Great topic. Personally, I find that EVOO is the x factor on a good pie. Whether you got a marinara with a dash of a pungent, grassy olive oil or a prosciutto and crimini pie with herbaceous, piney notes - it elevates the nose on the pie.
Olive oil is so underappreciated in terms of its aromatic qualities and diversity. There are more than 2,000 varietals of olive oil, nearly the same number of varietals as wine grapes have, and each has its flavor profile. So, I don't think it's a question of which olive oil as much as which olive oil for which pie.
It's worth going to a tasting bar or olive oil shop or better yet an olive oil tasting class to learn about the flavors of different ones. Basically there are three positive taste characteristics of an olive oil. Its fruitiness, its bitterness, and its pungency (that spiciness in the back of the throat). A good oil has a balance of the three and its peculiar aroma. An oil that is low in fruitiness, bitterness, and pungency is likely old or incorrectly produced (olive oil has a 12 to 24 month shelf-life depending on storage conditions - 60 degrees and unopened is ideal). Some of the ones that are relatively common and that I enjoy are:

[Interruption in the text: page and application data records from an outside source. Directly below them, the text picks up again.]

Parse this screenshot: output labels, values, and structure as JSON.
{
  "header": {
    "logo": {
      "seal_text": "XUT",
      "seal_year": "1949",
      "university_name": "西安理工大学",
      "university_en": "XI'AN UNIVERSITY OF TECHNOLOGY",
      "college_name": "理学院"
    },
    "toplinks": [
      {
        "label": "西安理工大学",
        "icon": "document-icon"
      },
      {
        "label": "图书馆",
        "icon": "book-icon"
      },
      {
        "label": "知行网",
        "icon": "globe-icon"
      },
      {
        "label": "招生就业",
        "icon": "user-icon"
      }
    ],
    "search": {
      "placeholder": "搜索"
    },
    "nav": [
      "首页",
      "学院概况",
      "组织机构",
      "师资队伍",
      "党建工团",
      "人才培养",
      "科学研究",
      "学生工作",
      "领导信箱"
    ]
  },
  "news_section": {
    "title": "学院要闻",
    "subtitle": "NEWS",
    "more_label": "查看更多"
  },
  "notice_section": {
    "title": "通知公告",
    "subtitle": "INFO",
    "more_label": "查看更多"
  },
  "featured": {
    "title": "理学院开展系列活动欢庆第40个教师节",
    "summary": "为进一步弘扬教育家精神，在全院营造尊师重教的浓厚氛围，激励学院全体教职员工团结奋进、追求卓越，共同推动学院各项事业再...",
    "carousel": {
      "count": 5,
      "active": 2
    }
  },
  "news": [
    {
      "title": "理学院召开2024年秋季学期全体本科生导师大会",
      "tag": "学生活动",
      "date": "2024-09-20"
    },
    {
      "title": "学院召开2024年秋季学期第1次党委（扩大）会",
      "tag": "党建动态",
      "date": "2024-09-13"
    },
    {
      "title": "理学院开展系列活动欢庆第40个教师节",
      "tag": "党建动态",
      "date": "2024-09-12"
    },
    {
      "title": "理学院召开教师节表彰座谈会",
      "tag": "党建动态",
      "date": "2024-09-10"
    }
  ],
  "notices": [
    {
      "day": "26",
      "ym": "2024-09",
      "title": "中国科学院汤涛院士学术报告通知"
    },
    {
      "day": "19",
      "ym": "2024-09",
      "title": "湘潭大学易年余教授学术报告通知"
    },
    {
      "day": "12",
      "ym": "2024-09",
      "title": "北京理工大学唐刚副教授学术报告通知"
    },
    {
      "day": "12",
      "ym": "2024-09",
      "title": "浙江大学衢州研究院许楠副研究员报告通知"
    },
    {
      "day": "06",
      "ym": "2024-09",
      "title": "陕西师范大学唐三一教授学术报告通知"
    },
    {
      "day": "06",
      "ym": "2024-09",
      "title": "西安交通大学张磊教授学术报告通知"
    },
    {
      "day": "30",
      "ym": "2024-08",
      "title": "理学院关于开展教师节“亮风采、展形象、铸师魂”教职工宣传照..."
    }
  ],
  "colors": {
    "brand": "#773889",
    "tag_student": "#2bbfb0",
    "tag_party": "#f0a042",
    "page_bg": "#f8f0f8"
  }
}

Arbequina - mildly grassy or buttery, roasted nuts (depending on if its an early or late harvest)
Ascolano - sweet, stone fruit-y
Frantoio - Grassy, nettles
Koreneiki - grassy or banana-y (depending on if its an early or late harvest)
Leccino - pungent, green almond
Mission - artichoke, tomato leaf
Sevillano - Pine, eucalyptus
As far as purchasing olive oil in California, among the best producers for inexpensive but high quality olive oil are the super high density producers (mechanical harvest) such as California Olive Ranch (Arbequina/Ascolano/Koreneiki) and Corto Olive Oil (Arbequina/Ascolano/Koreneiki). They produce blends and single varietal oils, both of which are good depending on the application. In the grocery store they typically sell for around $15/liter, which is very reasonable. The artificially low prices of imported oils is caused by the EU giving subsidies to olive growers. Not to say there aren't excellent oils produced over seas and imported - but the vast majority of the Star, Bertolli, blah blah, is awful.
There has been a great deal of media attention on low quality imported olive oil from the Mediterranean, see the book Extra Virginity: The Sublime and Scandalous World of Extra Virgin Olive Oil by Tom Mueller.
The small-scale producers do charge a bit more, but compared to estate produced wines it is a true bargain. And, having worked for an olive producer for a couple years here in Solano County, Le Ferme Soleil - I can tell you it is an expensive and complicated food to make. They often use non-traditional varieties that are distinct and surprising: check out the results of the LA International Olive Oil Competition for info on some of the top-rated ones. Pacific Sun in Corning makes some brilliant EVOO. They have one of the best millers in the state in Pablo Voitzuk, and just make some great olive oil, not too expensive to order online from them. Other notable producers are Apollo Olive Oil, Yolo Press, Seka Hills, Bariani, and many others.